July 18, 2014
Gregg Wirth

David DeVito, head of trading at Madison Investment Advisors, a money management firm based in Madison, Wis. with $15 billion in assets, said he thinks that news unfolding in recent weeks about what was happening inside certain dark pools should make the buyside realize it has to be more aggressive in finding out what is happening in the dark. DeVito spoke to Traders recently about market fears, policing pools and what the buyside can do to protect itself.  

Traders: The news of the case filed by the New York Attorney General against Barclays LX, the second-largest dark pool in the nation, in regards to some its marketing methods to customers of its dark pool took the market by surprise. What do you think the impact will be?

DeVito: Certainly, Barclays raised eyebrows and may have confirmed many people's worst fears about what was going on in some dark pools. But I think it's also true that Barclays may not be the only one, and this is the first shot across the bow.
In fact, it may be beneficial to the other dark pools, too-those that need to may clean up their ship if they see that someone is watching them.


Traders: Have your investing clients been more questioning to you about what's happening in dark pools and specifically how you handle them?

DeVito: Yes, since the Barclays case has been in the news, I have clients, mostly boards of directors and due diligence professionals, asking specific questions about Barclays and how we use dark pools in our trading.

For our part, we use dark pools that have demonstrated a consistently high average execution size. And, even then, we are always monitoring what's going on as best we can. If some of the market's biggest fears are being confirmed with what may be going on inside of some dark pools, how can the buyside protect itself: First, the buyside cannot rely on the sellside to police this activity-they are not doing it well.

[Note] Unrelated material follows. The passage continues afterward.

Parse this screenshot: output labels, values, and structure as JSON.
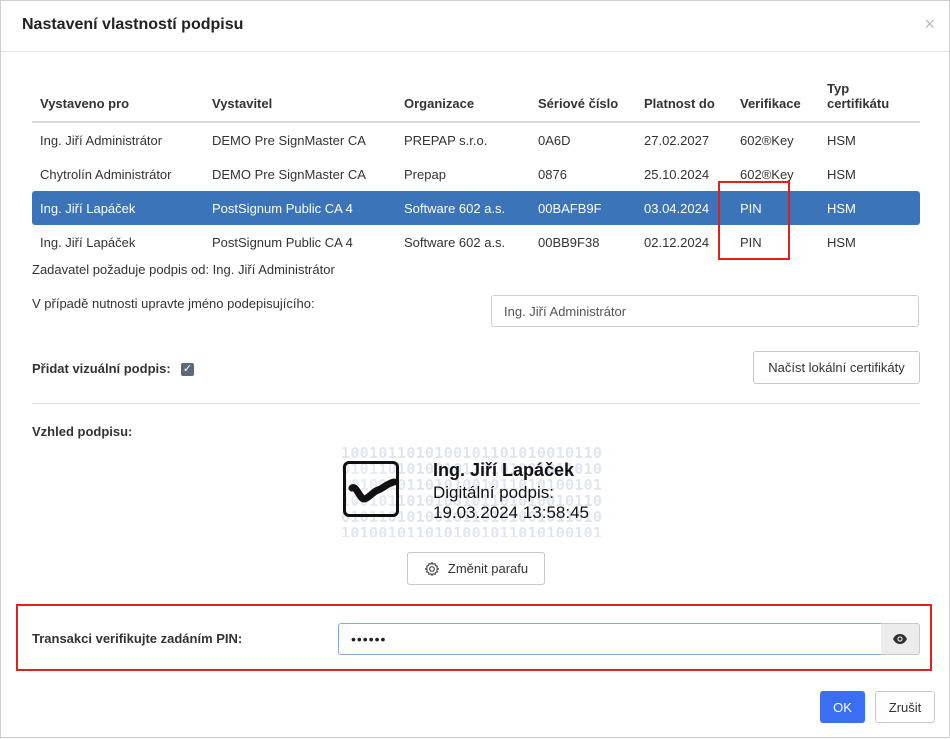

The buyside needs to do more of its own due diligence about what is happening in these pools.


Traders: Is that something the buyside could do itself or could outsource?
DeVito: For a smaller firm, that would be a tremendous allocation of cost and time, and few have the resources to do it right.
But it could be outsourced. There is a tremendous amount of research and analysis that goes in to post-trade, but examining routing is just as important, if not more. A consulting firm could come in and analyze routing of orders, how they were filled, or track price movement. That would be valuable service that trading desks might want to use.

Traders: Beyond protection, what can the buyside really do about dark pools?
DeVito: I think the buyside has more power in this situation than they realize.
The buyside needs to vote with its feet with some of these dark pool operators, and I think we should be rewarding other people for doing business the right way.